Making decisions

People with learning disabilities also face inequalities and problems in the NHS, as well as in a cash-strapped social care system. For instance, since the Mental Capacity Act 2005 came into force, support staff are legally required to support people with learning disabilities to develop their own capacity to make a decision. What we saw in our data was that people with learning disabilities can be proactive in seeking out this support – and we recorded conversations with personal assistants where people wanted to talk about decisions relating to safety, health or simply about future cooking plans. The skills that a personal assistant needs to have are to listen, look out and be responsive to the people they are supporting.

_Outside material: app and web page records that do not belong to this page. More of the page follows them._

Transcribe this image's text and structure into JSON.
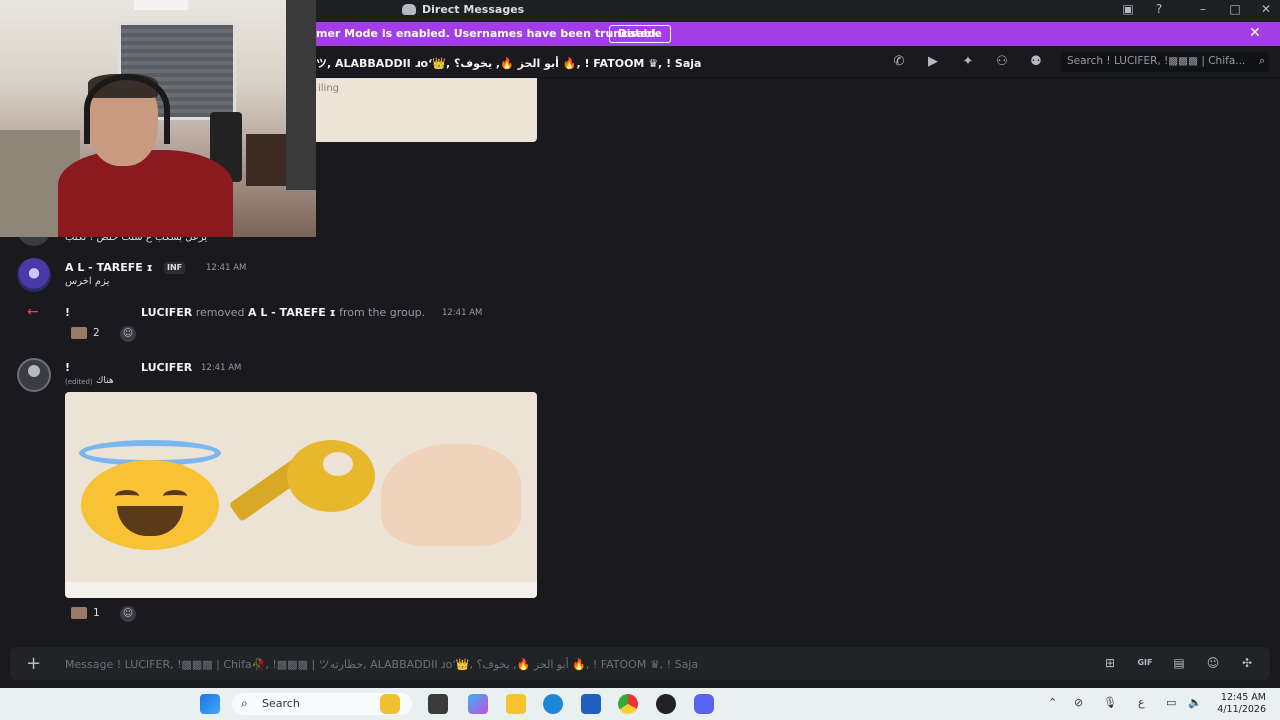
{
  "window": {
    "title": "Direct Messages"
  },
  "banner": {
    "text": "mer Mode is enabled. Usernames have been truncated.",
    "button": "Disable",
    "color": "#a33ee6"
  },
  "header": {
    "title": "ツ, ALABBADDII ɹoʻ👑, أبو الحز 🔥, يخوف؟ 🔥, ! FATOOM ♛, ! Saja",
    "search_placeholder": "Search ! LUCIFER, !▩▩▩ | Chifa..."
  },
  "top_image": {
    "caption": "iling"
  },
  "messages": {
    "m1": {
      "text": "يزعل بشكب ع شنت حلص ! تكتب"
    },
    "m2": {
      "name": "A L - TAREFE ɪ",
      "badge": "INF",
      "time": "12:41 AM",
      "text": "يزم اخرس"
    },
    "m3": {
      "actor_prefix": "!",
      "actor": "LUCIFER",
      "action": "removed",
      "target": "A L - TAREFE ɪ",
      "suffix": "from the group.",
      "time": "12:41 AM",
      "reaction_count": "2"
    },
    "m4": {
      "name_prefix": "!",
      "name": "LUCIFER",
      "time": "12:41 AM",
      "edited": "(edited)",
      "text": "هناك",
      "reaction_count": "1"
    }
  },
  "composer": {
    "placeholder": "Message ! LUCIFER, !▩▩▩ | Chifa🥀, !▩▩▩ | ツحظارته, ALABBADDII ɹoʻ👑, أبو الحز 🔥, يخوف؟ 🔥, ! FATOOM ♛, ! Saja"
  },
  "taskbar": {
    "search_label": "Search",
    "lang": "ع",
    "time": "12:45 AM",
    "date": "4/11/2026"
  }
}
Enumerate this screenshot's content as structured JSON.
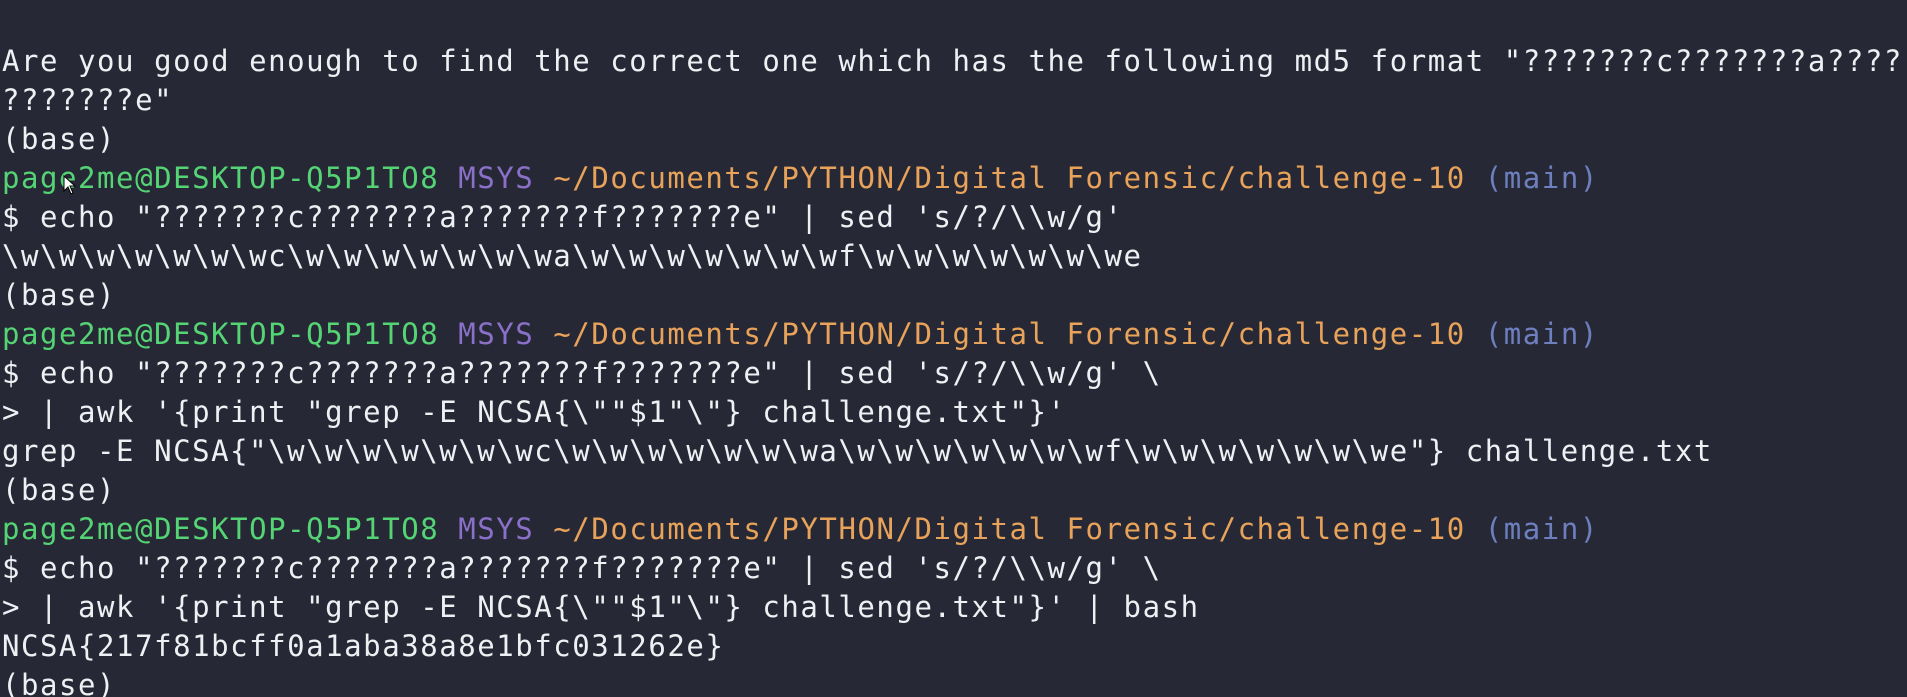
{
  "terminal": {
    "question": {
      "line1": "Are you good enough to find the correct one which has the following md5 format \"???????c???????a???????f",
      "line2": "???????e\""
    },
    "base_label": "(base)",
    "prompt": {
      "user": "page2me@DESKTOP-Q5P1TO8",
      "env": "MSYS",
      "path": "~/Documents/PYTHON/Digital Forensic/challenge-10",
      "branch": "(main)"
    },
    "commands": [
      {
        "input_lines": [
          "$ echo \"???????c???????a???????f???????e\" | sed 's/?/\\\\w/g'"
        ],
        "output": "\\w\\w\\w\\w\\w\\w\\wc\\w\\w\\w\\w\\w\\w\\wa\\w\\w\\w\\w\\w\\w\\wf\\w\\w\\w\\w\\w\\w\\we"
      },
      {
        "input_lines": [
          "$ echo \"???????c???????a???????f???????e\" | sed 's/?/\\\\w/g' \\",
          "> | awk '{print \"grep -E NCSA{\\\"\"$1\"\\\"} challenge.txt\"}'"
        ],
        "output": "grep -E NCSA{\"\\w\\w\\w\\w\\w\\w\\wc\\w\\w\\w\\w\\w\\w\\wa\\w\\w\\w\\w\\w\\w\\wf\\w\\w\\w\\w\\w\\w\\we\"} challenge.txt"
      },
      {
        "input_lines": [
          "$ echo \"???????c???????a???????f???????e\" | sed 's/?/\\\\w/g' \\",
          "> | awk '{print \"grep -E NCSA{\\\"\"$1\"\\\"} challenge.txt\"}' | bash"
        ],
        "output": "NCSA{217f81bcff0a1aba38a8e1bfc031262e}"
      }
    ]
  },
  "colors": {
    "background": "#262935",
    "text": "#eef0f4",
    "user": "#54d474",
    "env": "#8a70c8",
    "path": "#e8a25a",
    "branch": "#6e7fbf"
  }
}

One of the key messages from our project is that health and social care practices sometimes get stuck. We used the word “institutionalised” for those times when professionals stick to a rigid and inflexible way of doing things, leaving the disabled person without the power to have a voice.

These difficult moments were also highlighted by actors with learning disabilities who helped to interpret our data. Our research benefited from a collaboration with the Misfits Theatre Company in Bristol, showing how sensitive interactions between people with learning disabilities and their personal assistants were often the trigger for good decisions, and giving those with disabilities a feeling of control over their own lives.

But quite small comments can create problems, spoiling an empowering relationship. The theatre company made a brilliant video called A Good Match about their own perspectives and experience of managing relationships with a personal assistant. One of the Misfits actors said: “It’s my house … and I don’t want my (personal assistant) telling me what I can and cannot do.”

After looking at a range of activities that can exclude or include people with learning disabilities, we concluded that inclusion happens when three things come together. Sometimes people with learning disabilities are included because of changes to technology, as in the Open Orchestras approach. At other times, they are included better because of new ways of doing something, or through new skills that they may learn – as actors, or as TV performers.

But at the heart of all this is a new belief in the equal value of people with learning disabilities. This is why we recommend that social care services need to focus less on what people cannot do, but instead promote a genuine belief in what people with learning disabilities can do – with the right support.